Action item:
Would you please copy each line of the data in which the string "isoR" occurs?

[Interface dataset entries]
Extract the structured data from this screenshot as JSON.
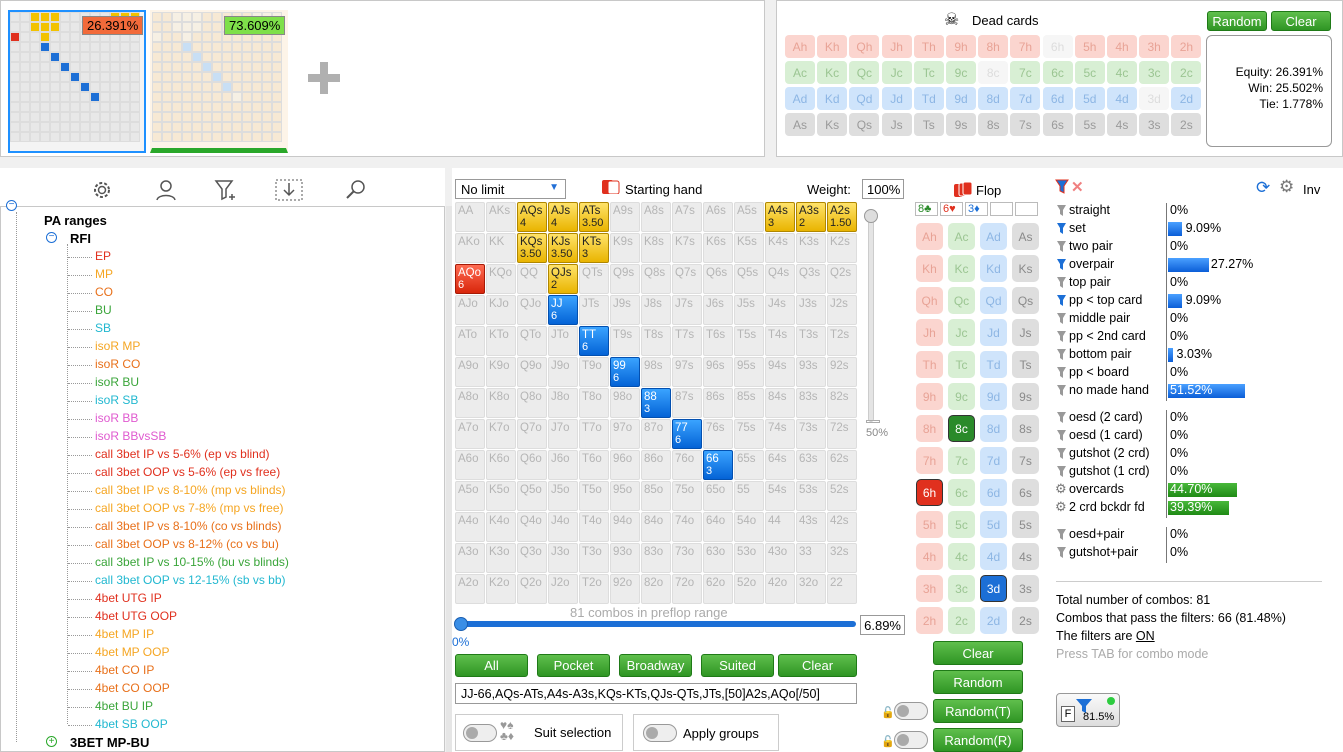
{
  "players": [
    {
      "equity": "26.391%",
      "color": "#f26a3a"
    },
    {
      "equity": "73.609%",
      "color": "#7ee04a"
    }
  ],
  "dead_cards": {
    "title": "Dead cards",
    "random_label": "Random",
    "clear_label": "Clear",
    "rows": [
      [
        "Ah",
        "Kh",
        "Qh",
        "Jh",
        "Th",
        "9h",
        "8h",
        "7h",
        "6h",
        "5h",
        "4h",
        "3h",
        "2h"
      ],
      [
        "Ac",
        "Kc",
        "Qc",
        "Jc",
        "Tc",
        "9c",
        "8c",
        "7c",
        "6c",
        "5c",
        "4c",
        "3c",
        "2c"
      ],
      [
        "Ad",
        "Kd",
        "Qd",
        "Jd",
        "Td",
        "9d",
        "8d",
        "7d",
        "6d",
        "5d",
        "4d",
        "3d",
        "2d"
      ],
      [
        "As",
        "Ks",
        "Qs",
        "Js",
        "Ts",
        "9s",
        "8s",
        "7s",
        "6s",
        "5s",
        "4s",
        "3s",
        "2s"
      ]
    ],
    "used": [
      "6h",
      "8c",
      "3d"
    ],
    "equity_label": "Equity: 26.391%",
    "win_label": "Win: 25.502%",
    "tie_label": "Tie: 1.778%"
  },
  "tree": {
    "root": "PA ranges",
    "group": "RFI",
    "items": [
      {
        "label": "EP",
        "color": "#e0301e"
      },
      {
        "label": "MP",
        "color": "#f5a623"
      },
      {
        "label": "CO",
        "color": "#e8701a"
      },
      {
        "label": "BU",
        "color": "#3aa53a"
      },
      {
        "label": "SB",
        "color": "#22b8d0"
      },
      {
        "label": "isoR MP",
        "color": "#f5a623"
      },
      {
        "label": "isoR CO",
        "color": "#e8701a"
      },
      {
        "label": "isoR BU",
        "color": "#3aa53a"
      },
      {
        "label": "isoR SB",
        "color": "#22b8d0"
      },
      {
        "label": "isoR BB",
        "color": "#e05ad0"
      },
      {
        "label": "isoR BBvsSB",
        "color": "#e05ad0"
      },
      {
        "label": "call 3bet IP vs 5-6% (ep vs blind)",
        "color": "#e0301e"
      },
      {
        "label": "call 3bet OOP vs 5-6% (ep vs free)",
        "color": "#e0301e"
      },
      {
        "label": "call 3bet IP vs 8-10% (mp vs blinds)",
        "color": "#f5a623"
      },
      {
        "label": "call 3bet OOP vs 7-8% (mp vs free)",
        "color": "#f5a623"
      },
      {
        "label": "call 3bet IP vs 8-10% (co vs blinds)",
        "color": "#e8701a"
      },
      {
        "label": "call 3bet OOP vs 8-12% (co vs bu)",
        "color": "#e8701a"
      },
      {
        "label": "call 3bet IP vs 10-15% (bu vs blinds)",
        "color": "#3aa53a"
      },
      {
        "label": "call 3bet OOP vs 12-15% (sb vs bb)",
        "color": "#22b8d0"
      },
      {
        "label": "4bet UTG IP",
        "color": "#e0301e"
      },
      {
        "label": "4bet UTG OOP",
        "color": "#e0301e"
      },
      {
        "label": "4bet MP IP",
        "color": "#f5a623"
      },
      {
        "label": "4bet MP OOP",
        "color": "#f5a623"
      },
      {
        "label": "4bet CO IP",
        "color": "#e8701a"
      },
      {
        "label": "4bet CO OOP",
        "color": "#e8701a"
      },
      {
        "label": "4bet BU IP",
        "color": "#3aa53a"
      },
      {
        "label": "4bet SB OOP",
        "color": "#22b8d0"
      }
    ],
    "next_group": "3BET MP-BU"
  },
  "range": {
    "limit": "No limit",
    "starting_hand_label": "Starting hand",
    "weight_label": "Weight:",
    "weight_value": "100%",
    "slider_pct": "50%",
    "combos_text": "81 combos in preflop range",
    "progress_start": "0%",
    "progress_value": "6.89%",
    "buttons": [
      "All",
      "Pocket",
      "Broadway",
      "Suited",
      "Clear"
    ],
    "range_text": "JJ-66,AQs-ATs,A4s-A3s,KQs-KTs,QJs-QTs,JTs,[50]A2s,AQo[/50]",
    "suit_selection_label": "Suit selection",
    "apply_groups_label": "Apply groups",
    "ranks": [
      "A",
      "K",
      "Q",
      "J",
      "T",
      "9",
      "8",
      "7",
      "6",
      "5",
      "4",
      "3",
      "2"
    ],
    "selected": {
      "AQs": {
        "c": "y",
        "w": "4"
      },
      "AJs": {
        "c": "y",
        "w": "4"
      },
      "ATs": {
        "c": "y",
        "w": "3.50"
      },
      "A4s": {
        "c": "y",
        "w": "3"
      },
      "A3s": {
        "c": "y",
        "w": "2"
      },
      "A2s": {
        "c": "y",
        "w": "1.50"
      },
      "KQs": {
        "c": "y",
        "w": "3.50"
      },
      "KJs": {
        "c": "y",
        "w": "3.50"
      },
      "KTs": {
        "c": "y",
        "w": "3"
      },
      "QJs": {
        "c": "y",
        "w": "2"
      },
      "AQo": {
        "c": "r",
        "w": "6"
      },
      "JJ": {
        "c": "b",
        "w": "6"
      },
      "TT": {
        "c": "b",
        "w": "6"
      },
      "99": {
        "c": "b",
        "w": "6"
      },
      "88": {
        "c": "b",
        "w": "3"
      },
      "77": {
        "c": "b",
        "w": "6"
      },
      "66": {
        "c": "b",
        "w": "3"
      }
    }
  },
  "flop": {
    "title": "Flop",
    "suit_counts": [
      "8♣",
      "6♥",
      "3♦"
    ],
    "ranks": [
      "A",
      "K",
      "Q",
      "J",
      "T",
      "9",
      "8",
      "7",
      "6",
      "5",
      "4",
      "3",
      "2"
    ],
    "selected": [
      "8c",
      "6h",
      "3d"
    ],
    "clear_label": "Clear",
    "random_label": "Random",
    "random_t_label": "Random(T)",
    "random_r_label": "Random(R)"
  },
  "stats": {
    "inv_label": "Inv",
    "made": [
      {
        "label": "straight",
        "pct": "0%",
        "val": 0
      },
      {
        "label": "set",
        "pct": "9.09%",
        "val": 9.09,
        "active": true
      },
      {
        "label": "two pair",
        "pct": "0%",
        "val": 0
      },
      {
        "label": "overpair",
        "pct": "27.27%",
        "val": 27.27,
        "active": true
      },
      {
        "label": "top pair",
        "pct": "0%",
        "val": 0
      },
      {
        "label": "pp < top card",
        "pct": "9.09%",
        "val": 9.09,
        "active": true
      },
      {
        "label": "middle pair",
        "pct": "0%",
        "val": 0
      },
      {
        "label": "pp < 2nd card",
        "pct": "0%",
        "val": 0
      },
      {
        "label": "bottom pair",
        "pct": "3.03%",
        "val": 3.03
      },
      {
        "label": "pp < board",
        "pct": "0%",
        "val": 0
      },
      {
        "label": "no made hand",
        "pct": "51.52%",
        "val": 51.52
      }
    ],
    "draws": [
      {
        "label": "oesd (2 card)",
        "pct": "0%",
        "val": 0
      },
      {
        "label": "oesd (1 card)",
        "pct": "0%",
        "val": 0
      },
      {
        "label": "gutshot (2 crd)",
        "pct": "0%",
        "val": 0
      },
      {
        "label": "gutshot (1 crd)",
        "pct": "0%",
        "val": 0
      },
      {
        "label": "overcards",
        "pct": "44.70%",
        "val": 44.7,
        "green": true
      },
      {
        "label": "2 crd bckdr fd",
        "pct": "39.39%",
        "val": 39.39,
        "green": true
      }
    ],
    "combo": [
      {
        "label": "oesd+pair",
        "pct": "0%"
      },
      {
        "label": "gutshot+pair",
        "pct": "0%"
      }
    ],
    "total_combos": "Total number of combos: 81",
    "pass_filters": "Combos that pass the filters: 66 (81.48%)",
    "filters_prefix": "The filters are ",
    "filters_state": "ON",
    "tab_hint": "Press TAB for combo mode",
    "filter_badge": "81.5%"
  }
}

Answer to this exercise:
        "label": "isoR MP",
        "label": "isoR CO",
        "label": "isoR BU",
        "label": "isoR SB",
        "label": "isoR BB",
        "label": "isoR BBvsSB",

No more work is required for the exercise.